nLab
arity class

Arity classes

Idea

An arity class is a class of cardinalities which is suitable to be the collection of arities? for the operations in an algebraic theory.

Definition

An arity class is a class κ\kappa of small cardinalities such that

  1. 1κ1\in\kappa.

  2. κ\kappa is closed under indexed sums: if λκ\lambda\in\kappa and α:λκ\alpha: \lambda \to\kappa, then iλα(i)\sum_{i\in \lambda} \alpha(i) is also in κ\kappa.

  3. κ\kappa is closed under indexed decompositions: if λκ\lambda\in\kappa and iλα(i)κ\sum_{i\in \lambda} \alpha(i)\in \kappa, then each α(i)\alpha(i) is also in κ\kappa.

A set or family is called κ\kappa-small if its cardinality belongs to κ\kappa. A theory or other object with a collection of “operations” whose inputs are all κ\kappa-small is called κ\kappa-ary.

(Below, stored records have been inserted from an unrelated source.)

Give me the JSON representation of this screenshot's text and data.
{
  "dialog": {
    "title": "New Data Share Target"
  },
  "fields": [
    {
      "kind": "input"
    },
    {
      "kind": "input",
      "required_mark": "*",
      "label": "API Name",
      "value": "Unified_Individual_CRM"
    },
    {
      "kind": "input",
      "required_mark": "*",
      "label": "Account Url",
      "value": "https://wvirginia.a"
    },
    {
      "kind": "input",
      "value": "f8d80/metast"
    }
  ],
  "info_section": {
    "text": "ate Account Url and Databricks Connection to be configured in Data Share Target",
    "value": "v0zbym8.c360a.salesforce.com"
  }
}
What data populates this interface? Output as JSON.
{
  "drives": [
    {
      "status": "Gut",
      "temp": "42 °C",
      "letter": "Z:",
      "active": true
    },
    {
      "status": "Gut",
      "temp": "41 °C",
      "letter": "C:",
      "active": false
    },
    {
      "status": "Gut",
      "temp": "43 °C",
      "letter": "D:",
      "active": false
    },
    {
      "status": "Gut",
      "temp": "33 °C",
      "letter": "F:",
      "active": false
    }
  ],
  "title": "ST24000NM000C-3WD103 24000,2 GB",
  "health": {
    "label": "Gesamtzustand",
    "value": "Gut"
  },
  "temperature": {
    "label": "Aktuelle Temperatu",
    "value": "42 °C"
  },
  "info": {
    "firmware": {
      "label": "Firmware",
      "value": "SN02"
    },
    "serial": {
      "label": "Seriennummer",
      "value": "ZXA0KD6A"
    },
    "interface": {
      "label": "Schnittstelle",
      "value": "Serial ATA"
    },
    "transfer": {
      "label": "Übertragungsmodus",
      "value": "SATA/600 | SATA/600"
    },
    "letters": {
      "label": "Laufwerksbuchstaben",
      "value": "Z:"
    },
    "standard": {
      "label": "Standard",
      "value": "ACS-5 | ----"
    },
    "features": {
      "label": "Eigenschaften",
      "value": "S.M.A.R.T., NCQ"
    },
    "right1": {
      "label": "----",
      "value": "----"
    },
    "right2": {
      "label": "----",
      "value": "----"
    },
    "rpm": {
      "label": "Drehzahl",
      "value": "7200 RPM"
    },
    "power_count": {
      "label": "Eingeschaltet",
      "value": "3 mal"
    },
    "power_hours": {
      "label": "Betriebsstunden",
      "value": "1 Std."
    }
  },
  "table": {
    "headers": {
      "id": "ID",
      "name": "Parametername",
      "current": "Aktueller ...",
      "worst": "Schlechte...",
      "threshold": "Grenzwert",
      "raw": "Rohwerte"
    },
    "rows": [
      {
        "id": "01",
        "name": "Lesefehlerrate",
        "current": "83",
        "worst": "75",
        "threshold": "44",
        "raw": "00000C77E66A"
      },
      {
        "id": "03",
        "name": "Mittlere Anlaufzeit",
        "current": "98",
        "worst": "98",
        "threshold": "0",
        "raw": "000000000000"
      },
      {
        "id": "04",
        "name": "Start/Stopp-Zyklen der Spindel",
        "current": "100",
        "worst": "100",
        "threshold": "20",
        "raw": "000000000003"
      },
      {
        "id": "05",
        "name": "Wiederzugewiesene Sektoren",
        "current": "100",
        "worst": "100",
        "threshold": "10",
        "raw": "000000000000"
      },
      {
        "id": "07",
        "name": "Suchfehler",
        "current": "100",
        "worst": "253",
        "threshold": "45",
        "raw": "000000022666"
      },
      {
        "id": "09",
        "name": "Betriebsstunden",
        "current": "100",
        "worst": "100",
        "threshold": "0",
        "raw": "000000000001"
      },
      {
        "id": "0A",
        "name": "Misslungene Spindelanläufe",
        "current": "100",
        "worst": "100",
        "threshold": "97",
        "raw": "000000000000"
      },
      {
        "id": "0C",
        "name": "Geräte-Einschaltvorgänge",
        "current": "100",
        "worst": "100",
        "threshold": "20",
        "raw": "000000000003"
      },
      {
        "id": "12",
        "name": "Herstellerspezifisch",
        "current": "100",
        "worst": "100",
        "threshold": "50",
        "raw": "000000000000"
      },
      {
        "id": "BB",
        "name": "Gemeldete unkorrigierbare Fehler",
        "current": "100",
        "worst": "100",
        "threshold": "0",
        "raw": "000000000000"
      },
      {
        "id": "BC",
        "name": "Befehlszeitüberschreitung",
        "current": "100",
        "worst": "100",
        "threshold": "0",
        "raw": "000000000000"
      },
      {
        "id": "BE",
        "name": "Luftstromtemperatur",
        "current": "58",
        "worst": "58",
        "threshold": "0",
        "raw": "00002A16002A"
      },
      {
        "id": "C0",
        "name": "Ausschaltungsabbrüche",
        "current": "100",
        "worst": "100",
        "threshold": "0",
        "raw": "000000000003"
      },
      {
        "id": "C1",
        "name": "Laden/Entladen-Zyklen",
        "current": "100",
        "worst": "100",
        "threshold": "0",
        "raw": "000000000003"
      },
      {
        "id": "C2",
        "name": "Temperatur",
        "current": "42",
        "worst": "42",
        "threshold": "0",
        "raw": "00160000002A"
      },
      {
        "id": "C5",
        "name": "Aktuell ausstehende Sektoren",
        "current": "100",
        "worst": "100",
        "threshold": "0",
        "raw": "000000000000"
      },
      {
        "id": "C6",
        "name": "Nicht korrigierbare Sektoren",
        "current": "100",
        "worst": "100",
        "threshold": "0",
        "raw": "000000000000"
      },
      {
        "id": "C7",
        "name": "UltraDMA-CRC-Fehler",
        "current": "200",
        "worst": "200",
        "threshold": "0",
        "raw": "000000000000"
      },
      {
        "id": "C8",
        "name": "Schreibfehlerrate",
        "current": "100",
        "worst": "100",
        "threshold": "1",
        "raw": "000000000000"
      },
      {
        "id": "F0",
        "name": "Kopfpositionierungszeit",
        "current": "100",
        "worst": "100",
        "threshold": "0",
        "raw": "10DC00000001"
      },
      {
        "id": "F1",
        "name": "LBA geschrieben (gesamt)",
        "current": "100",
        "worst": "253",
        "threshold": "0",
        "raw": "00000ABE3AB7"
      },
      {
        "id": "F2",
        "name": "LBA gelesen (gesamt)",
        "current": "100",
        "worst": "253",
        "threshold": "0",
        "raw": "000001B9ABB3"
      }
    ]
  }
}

Remark

By induction, the second condition implies closure under iterated indexed sums, in the sense that for any n2n\ge 2, we have

i 1λ 1 i 2λ 2(i 1) i n1λ n1(i 1,,i n2)λ n(i 1,,i n1)\sum_{i_1\in\lambda_1} \; \sum_{i_2\in\lambda_2(i_1)} \cdots \sum_{i_{n-1} \in\lambda_{n-1}(i_1,\dots,i_{n-2})} \lambda_n(i_1,\dots,i_{n-1})

is in κ\kappa if all the λ\lambda’s are. The first condition may be regarded as the case n=0n=0 of this (the case n=1n=1 being just ”λκ\lambda\in\kappa iff λκ\lambda\in\kappa”).

Remark

An alternative, more category-theoretic, way to state the second and third conditions is that for any function f:IJf:I\to J, if Jκ{|J|}\in\kappa, then Iκ{|I|}\in\kappa if and only if all fibers of ff are in κ\kappa.

Examples

  • The set {1}\{1\} is an arity class. A {1}\{1\}-ary object is called unary.

  • The set {0,1}\{0,1\} is an arity class. A{0,1}\{0,1\}-ary object is called subunary.

  • The set ω=={0,1,2,3}\omega = \mathbb{N} = \{0,1,2,3\dots\} is an arity class. An ω\omega-ary object is called finitary.

  • For any regular cardinal κ\kappa, the set of all cardinalities strictly less than κ\kappa is an arity class, which we abusively denote also by κ\kappa. The previous example ω\omega is a special case of this, as is {0,1}\{0,1\} if we consider 22 to be a regular cardinal.

  • In particular, if κ\kappa is the “size of the universe” — e.g., an inaccessible cardinal for which we have chosen to call sets of cardinality <κ\lt\kappa small, or literally the proper-class cardinality of the universe, depending on how one thinks of it —, then it is an arity class. In this case we call κ\kappa-ary objects infinitary or \infty-ary.

In classical mathematics, these examples in fact exhaust all arity classes. Classically, if λ\lambda is any cardinal number strictly greater than 11, then for any cardinal numbers μν\mu\le \nu, we can write ν\nu as a λ\lambda-indexed sum containing μ\mu. Hence, if an arity class contains any cardinality >1\gt 1, it must be down-closed, and a down-closed arity class must arise from a regular cardinal.

In constructive mathematics, however, not every arity class may arise from a regular cardinal. Arguably, however, in constructive mathematics one should consider arity classes instead of regular cardinals.

Revised on June 19, 2013 03:32:31 by Toby Bartels (98.23.135.113)